### Records for this exercise
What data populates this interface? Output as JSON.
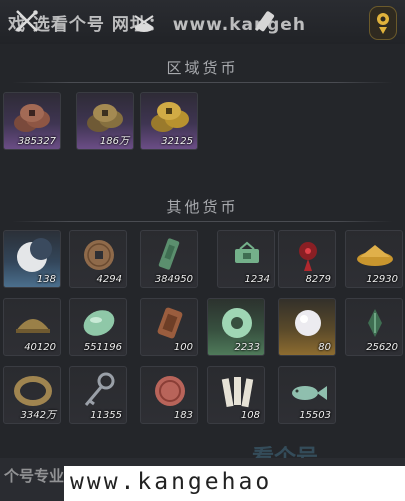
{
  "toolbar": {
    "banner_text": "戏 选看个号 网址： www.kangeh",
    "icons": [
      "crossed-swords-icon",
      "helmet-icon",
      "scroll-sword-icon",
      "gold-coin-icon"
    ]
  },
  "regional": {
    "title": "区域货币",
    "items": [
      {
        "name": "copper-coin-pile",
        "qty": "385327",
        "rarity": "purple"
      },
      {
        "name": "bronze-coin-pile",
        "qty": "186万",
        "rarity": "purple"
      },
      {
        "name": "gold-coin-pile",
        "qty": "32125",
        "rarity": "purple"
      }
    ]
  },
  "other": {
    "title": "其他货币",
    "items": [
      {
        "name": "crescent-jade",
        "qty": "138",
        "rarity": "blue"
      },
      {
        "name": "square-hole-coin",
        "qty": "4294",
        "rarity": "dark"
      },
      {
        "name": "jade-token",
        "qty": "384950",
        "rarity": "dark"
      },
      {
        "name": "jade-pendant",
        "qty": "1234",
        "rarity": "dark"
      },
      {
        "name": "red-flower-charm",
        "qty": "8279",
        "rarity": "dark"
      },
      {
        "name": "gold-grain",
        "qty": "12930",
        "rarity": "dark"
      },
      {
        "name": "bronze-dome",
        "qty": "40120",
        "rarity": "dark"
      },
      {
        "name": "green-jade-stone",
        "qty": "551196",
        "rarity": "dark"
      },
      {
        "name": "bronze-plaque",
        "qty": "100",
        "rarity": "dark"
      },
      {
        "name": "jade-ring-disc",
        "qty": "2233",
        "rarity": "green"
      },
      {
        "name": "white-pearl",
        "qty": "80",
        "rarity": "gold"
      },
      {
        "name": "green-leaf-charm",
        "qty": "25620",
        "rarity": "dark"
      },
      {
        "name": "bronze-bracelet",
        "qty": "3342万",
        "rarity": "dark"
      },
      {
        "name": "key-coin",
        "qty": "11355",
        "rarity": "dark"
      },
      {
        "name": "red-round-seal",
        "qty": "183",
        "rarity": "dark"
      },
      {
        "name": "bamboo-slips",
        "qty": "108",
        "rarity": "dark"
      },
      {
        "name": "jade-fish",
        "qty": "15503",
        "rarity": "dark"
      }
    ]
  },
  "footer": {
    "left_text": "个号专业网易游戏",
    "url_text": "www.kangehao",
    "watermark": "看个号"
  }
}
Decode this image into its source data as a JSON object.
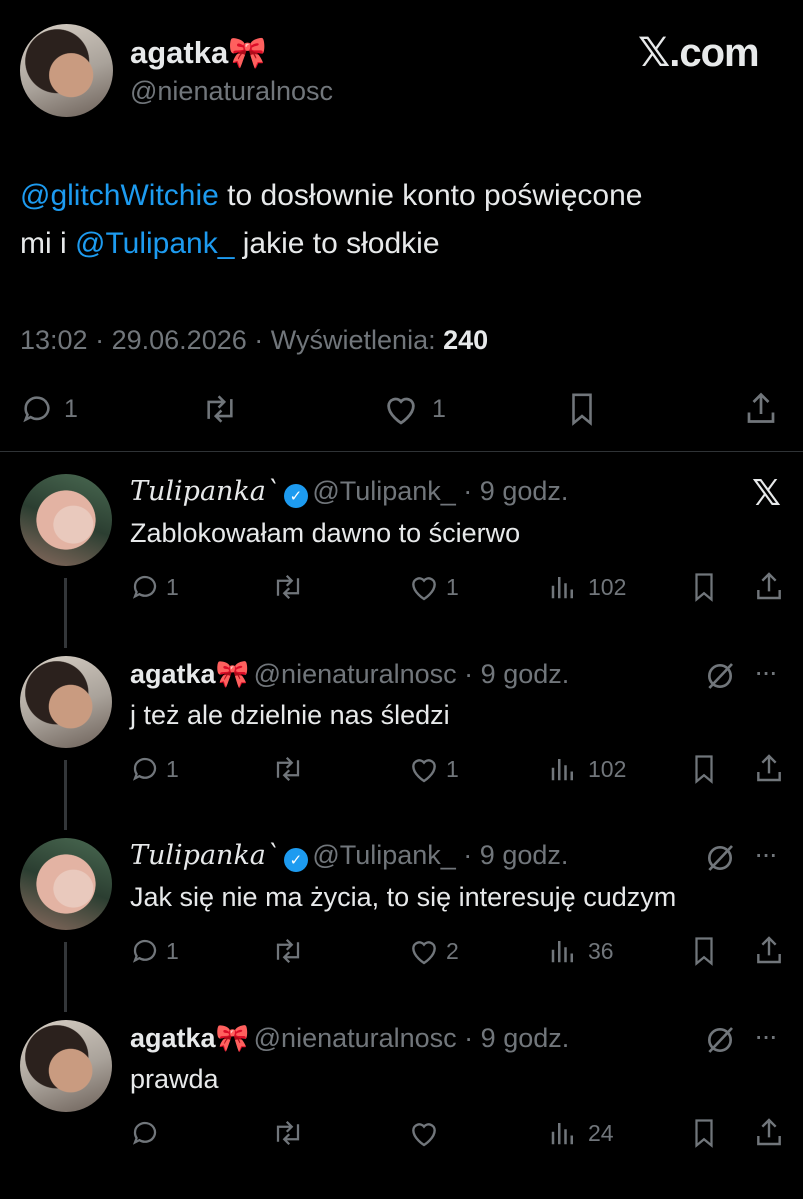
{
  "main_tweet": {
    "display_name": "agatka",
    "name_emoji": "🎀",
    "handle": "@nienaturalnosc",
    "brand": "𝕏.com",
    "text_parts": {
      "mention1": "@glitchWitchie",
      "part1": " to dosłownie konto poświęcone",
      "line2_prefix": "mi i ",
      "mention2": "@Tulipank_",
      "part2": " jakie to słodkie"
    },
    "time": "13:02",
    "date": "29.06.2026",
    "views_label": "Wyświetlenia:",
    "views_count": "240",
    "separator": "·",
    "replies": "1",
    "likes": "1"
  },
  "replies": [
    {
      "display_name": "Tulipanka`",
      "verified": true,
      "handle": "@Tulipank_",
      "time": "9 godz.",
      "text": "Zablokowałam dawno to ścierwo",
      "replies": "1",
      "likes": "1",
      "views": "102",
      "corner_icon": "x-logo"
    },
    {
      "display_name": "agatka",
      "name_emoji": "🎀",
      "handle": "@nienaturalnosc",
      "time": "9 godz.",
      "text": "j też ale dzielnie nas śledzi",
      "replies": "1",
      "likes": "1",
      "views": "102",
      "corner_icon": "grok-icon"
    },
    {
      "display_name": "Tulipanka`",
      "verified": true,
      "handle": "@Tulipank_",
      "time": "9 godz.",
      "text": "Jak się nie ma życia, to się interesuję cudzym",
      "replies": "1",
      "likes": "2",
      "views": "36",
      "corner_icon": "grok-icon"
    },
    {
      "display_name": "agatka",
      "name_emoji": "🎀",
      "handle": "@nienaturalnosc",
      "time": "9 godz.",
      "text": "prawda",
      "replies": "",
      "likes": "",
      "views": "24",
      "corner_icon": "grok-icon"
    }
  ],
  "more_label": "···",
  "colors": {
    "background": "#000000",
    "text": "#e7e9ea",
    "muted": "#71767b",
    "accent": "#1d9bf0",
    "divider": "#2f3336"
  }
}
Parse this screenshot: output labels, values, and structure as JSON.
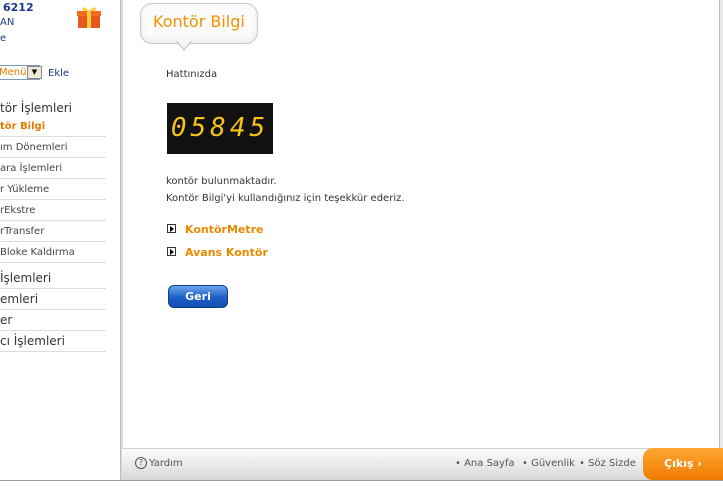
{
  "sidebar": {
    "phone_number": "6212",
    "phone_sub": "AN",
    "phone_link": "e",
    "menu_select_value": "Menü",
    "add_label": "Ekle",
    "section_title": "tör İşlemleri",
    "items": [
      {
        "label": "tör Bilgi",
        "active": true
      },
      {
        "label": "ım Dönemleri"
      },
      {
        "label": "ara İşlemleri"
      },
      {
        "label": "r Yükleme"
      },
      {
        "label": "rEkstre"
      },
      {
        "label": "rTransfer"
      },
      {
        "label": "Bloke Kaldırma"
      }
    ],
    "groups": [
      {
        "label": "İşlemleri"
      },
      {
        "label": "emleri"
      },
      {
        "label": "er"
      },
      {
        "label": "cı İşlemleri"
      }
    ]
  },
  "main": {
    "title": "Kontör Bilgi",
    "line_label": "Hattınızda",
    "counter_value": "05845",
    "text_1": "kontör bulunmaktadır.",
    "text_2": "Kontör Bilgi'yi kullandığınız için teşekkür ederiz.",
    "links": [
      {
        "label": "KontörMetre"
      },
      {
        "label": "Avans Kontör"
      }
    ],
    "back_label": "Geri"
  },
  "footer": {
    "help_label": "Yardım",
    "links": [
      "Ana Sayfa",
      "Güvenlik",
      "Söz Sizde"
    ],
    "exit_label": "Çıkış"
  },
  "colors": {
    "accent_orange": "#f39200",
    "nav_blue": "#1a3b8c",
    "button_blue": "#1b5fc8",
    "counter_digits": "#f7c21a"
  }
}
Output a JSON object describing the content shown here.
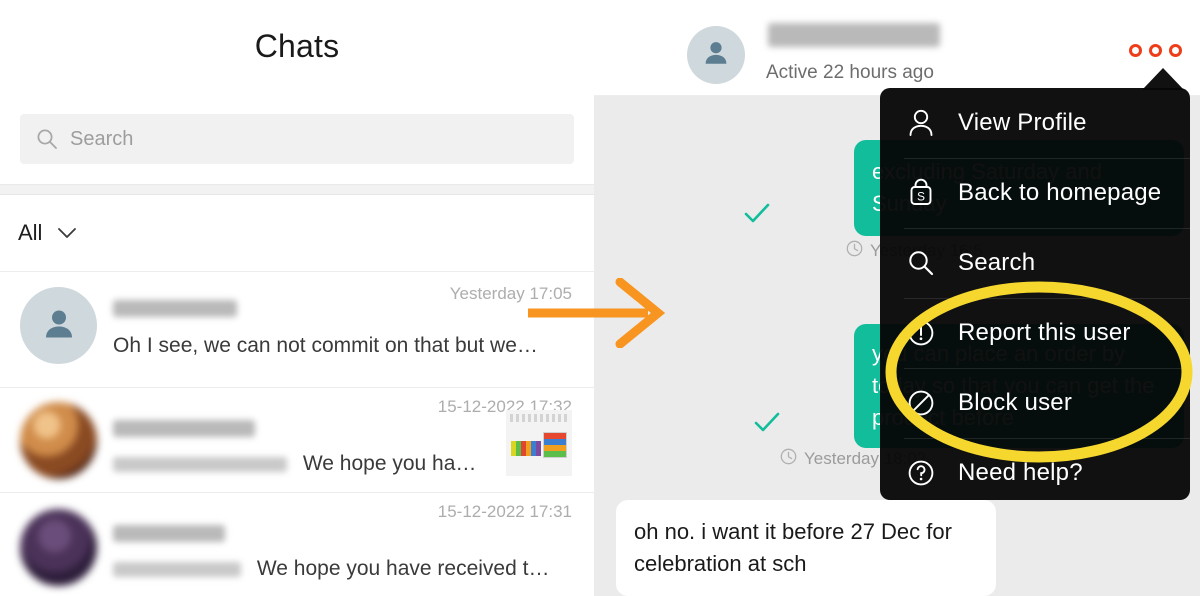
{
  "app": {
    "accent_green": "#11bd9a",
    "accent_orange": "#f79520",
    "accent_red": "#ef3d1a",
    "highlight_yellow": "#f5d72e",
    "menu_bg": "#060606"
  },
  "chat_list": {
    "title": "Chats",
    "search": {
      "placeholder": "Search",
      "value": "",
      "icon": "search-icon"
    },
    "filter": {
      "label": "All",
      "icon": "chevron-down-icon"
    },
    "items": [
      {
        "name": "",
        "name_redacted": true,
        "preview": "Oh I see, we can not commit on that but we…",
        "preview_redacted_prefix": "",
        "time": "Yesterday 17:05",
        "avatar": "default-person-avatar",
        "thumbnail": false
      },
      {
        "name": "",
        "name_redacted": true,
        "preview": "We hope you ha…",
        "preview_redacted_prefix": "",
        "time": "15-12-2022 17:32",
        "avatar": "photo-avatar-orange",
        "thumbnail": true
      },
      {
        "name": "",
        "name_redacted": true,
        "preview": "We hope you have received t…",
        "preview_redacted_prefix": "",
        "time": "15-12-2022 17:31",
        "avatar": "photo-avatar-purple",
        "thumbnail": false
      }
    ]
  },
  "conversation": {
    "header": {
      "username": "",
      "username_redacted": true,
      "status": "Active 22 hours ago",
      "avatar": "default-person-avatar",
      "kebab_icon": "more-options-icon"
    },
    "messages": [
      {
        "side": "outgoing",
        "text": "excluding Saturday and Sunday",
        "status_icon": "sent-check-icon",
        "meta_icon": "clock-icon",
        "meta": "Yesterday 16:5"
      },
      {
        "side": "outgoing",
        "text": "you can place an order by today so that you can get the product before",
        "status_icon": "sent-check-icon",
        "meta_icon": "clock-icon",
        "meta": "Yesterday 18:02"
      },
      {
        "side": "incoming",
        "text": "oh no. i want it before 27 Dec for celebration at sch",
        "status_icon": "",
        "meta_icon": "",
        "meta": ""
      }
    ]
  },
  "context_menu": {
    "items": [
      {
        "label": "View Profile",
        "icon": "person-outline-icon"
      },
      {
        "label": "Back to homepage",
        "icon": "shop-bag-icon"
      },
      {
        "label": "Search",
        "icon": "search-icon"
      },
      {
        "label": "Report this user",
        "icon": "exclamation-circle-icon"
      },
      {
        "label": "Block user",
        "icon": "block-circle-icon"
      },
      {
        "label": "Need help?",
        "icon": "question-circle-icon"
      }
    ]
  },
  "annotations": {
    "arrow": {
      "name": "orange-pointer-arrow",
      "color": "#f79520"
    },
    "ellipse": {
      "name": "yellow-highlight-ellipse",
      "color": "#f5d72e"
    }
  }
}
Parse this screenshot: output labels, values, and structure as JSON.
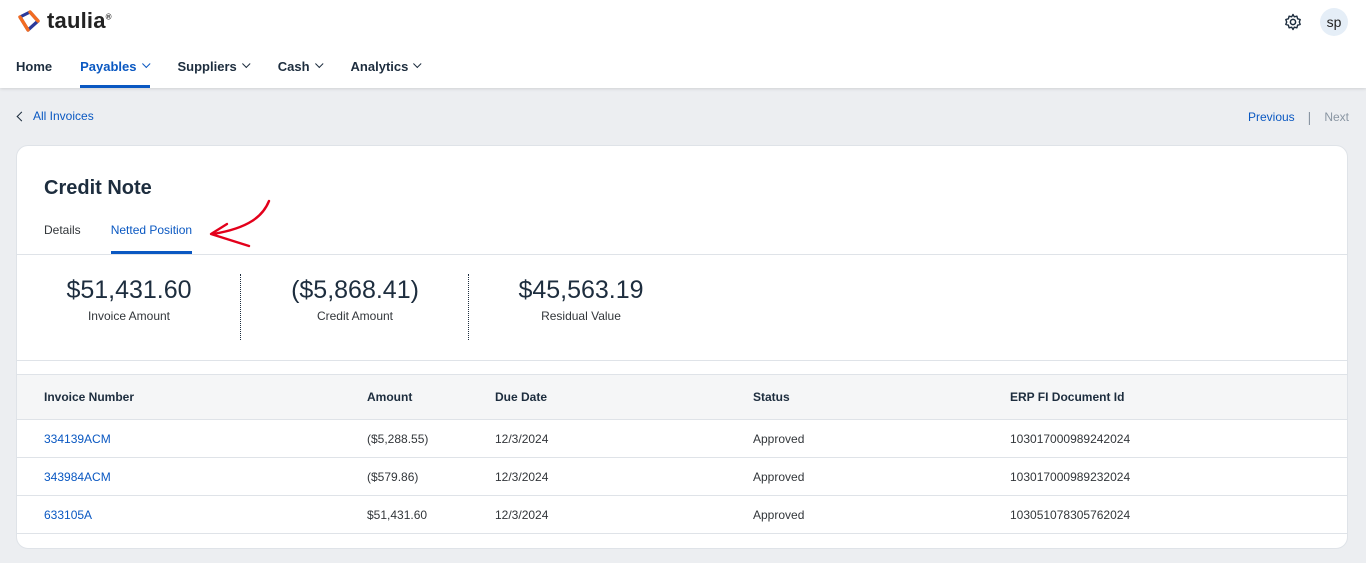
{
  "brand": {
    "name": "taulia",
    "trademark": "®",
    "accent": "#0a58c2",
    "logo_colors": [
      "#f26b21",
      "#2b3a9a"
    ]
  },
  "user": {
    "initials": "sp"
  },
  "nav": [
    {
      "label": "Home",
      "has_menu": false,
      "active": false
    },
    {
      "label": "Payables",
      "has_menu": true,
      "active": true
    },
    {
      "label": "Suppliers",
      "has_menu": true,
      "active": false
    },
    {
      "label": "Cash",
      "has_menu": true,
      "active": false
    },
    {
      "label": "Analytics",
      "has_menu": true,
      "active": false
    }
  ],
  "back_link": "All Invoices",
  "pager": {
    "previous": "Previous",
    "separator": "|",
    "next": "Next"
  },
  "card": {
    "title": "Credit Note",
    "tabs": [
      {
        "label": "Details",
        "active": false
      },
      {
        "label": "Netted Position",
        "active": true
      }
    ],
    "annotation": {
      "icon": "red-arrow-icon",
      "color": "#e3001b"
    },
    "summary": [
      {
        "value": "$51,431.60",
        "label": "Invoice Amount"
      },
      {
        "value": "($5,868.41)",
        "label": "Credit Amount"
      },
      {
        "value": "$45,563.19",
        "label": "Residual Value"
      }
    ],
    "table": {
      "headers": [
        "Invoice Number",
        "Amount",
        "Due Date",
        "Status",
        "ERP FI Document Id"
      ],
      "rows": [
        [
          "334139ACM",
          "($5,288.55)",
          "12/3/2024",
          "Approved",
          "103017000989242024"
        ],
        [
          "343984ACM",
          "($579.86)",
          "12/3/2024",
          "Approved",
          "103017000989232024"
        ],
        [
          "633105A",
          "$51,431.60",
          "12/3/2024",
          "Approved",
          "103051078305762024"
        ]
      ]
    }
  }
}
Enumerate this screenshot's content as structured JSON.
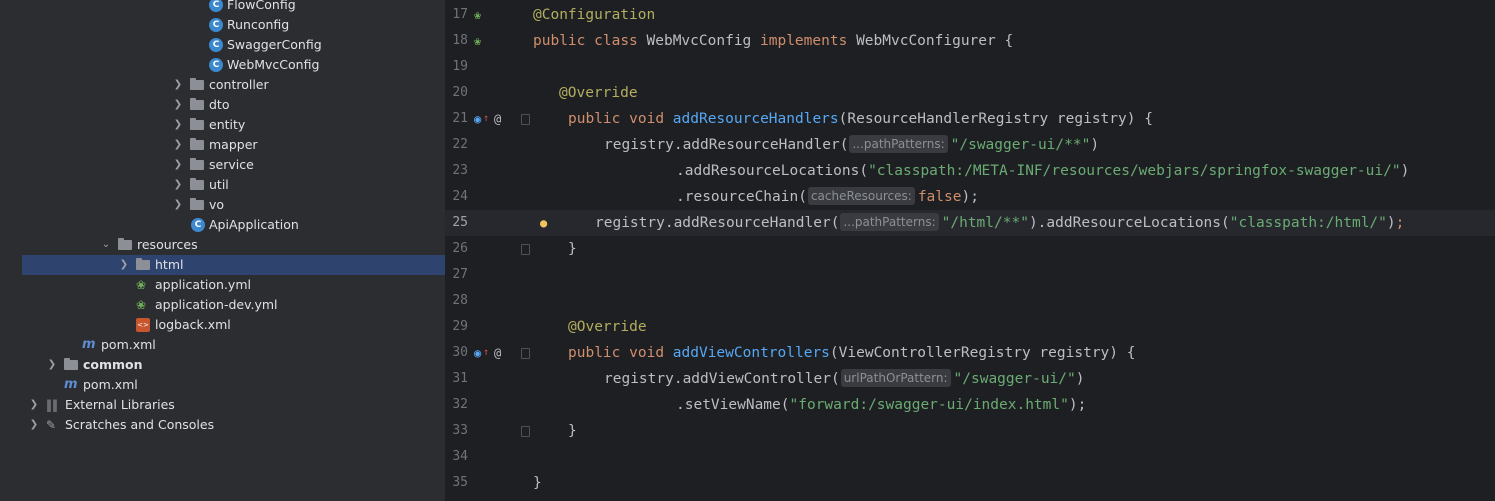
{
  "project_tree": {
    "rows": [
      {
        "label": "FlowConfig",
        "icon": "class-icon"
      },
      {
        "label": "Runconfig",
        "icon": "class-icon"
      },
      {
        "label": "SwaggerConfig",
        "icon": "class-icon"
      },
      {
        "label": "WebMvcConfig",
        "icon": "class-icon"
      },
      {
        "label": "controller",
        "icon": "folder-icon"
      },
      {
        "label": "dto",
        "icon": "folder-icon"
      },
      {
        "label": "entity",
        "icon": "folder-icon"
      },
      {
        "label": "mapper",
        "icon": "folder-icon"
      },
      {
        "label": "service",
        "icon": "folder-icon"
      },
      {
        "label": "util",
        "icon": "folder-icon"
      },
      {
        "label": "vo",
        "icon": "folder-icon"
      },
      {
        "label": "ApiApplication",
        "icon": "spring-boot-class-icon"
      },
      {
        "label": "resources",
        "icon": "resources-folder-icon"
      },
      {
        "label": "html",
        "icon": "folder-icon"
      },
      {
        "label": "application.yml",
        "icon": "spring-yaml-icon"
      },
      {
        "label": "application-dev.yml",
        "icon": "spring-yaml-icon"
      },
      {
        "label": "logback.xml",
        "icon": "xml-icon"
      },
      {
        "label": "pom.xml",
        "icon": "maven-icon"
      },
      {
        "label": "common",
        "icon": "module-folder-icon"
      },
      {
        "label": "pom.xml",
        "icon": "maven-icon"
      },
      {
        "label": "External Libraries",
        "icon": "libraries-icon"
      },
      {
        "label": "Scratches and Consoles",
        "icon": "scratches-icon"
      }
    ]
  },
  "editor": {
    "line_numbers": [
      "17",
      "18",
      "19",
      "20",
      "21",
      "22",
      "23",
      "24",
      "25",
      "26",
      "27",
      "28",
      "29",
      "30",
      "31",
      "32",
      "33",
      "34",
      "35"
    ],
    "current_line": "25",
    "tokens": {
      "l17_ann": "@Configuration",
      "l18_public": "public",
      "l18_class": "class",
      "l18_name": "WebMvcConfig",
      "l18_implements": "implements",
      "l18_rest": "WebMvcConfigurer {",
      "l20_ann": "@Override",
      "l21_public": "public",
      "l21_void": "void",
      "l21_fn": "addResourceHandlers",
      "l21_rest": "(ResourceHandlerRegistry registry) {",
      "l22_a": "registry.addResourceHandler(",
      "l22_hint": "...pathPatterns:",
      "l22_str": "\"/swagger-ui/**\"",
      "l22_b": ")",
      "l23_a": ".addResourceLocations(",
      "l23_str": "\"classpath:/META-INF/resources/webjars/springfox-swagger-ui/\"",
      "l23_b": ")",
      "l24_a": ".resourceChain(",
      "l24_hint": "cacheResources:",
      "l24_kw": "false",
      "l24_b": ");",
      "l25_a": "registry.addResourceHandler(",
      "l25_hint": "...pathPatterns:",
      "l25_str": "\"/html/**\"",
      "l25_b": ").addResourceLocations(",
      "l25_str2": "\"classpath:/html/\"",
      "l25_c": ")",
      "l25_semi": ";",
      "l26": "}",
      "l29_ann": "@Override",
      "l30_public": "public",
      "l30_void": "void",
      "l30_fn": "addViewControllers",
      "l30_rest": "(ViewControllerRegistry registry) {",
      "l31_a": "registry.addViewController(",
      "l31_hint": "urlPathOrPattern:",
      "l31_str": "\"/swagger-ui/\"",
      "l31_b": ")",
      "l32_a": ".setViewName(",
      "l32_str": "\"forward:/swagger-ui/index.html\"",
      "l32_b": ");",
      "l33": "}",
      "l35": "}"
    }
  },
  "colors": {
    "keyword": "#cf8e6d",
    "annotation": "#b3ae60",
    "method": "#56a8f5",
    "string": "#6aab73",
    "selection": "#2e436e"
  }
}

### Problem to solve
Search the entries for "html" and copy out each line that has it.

### Output for this task
        "label": "html",
      "l25_str": "\"/html/**\"",
      "l25_str2": "\"classpath:/html/\"",
      "l32_str": "\"forward:/swagger-ui/index.html\"",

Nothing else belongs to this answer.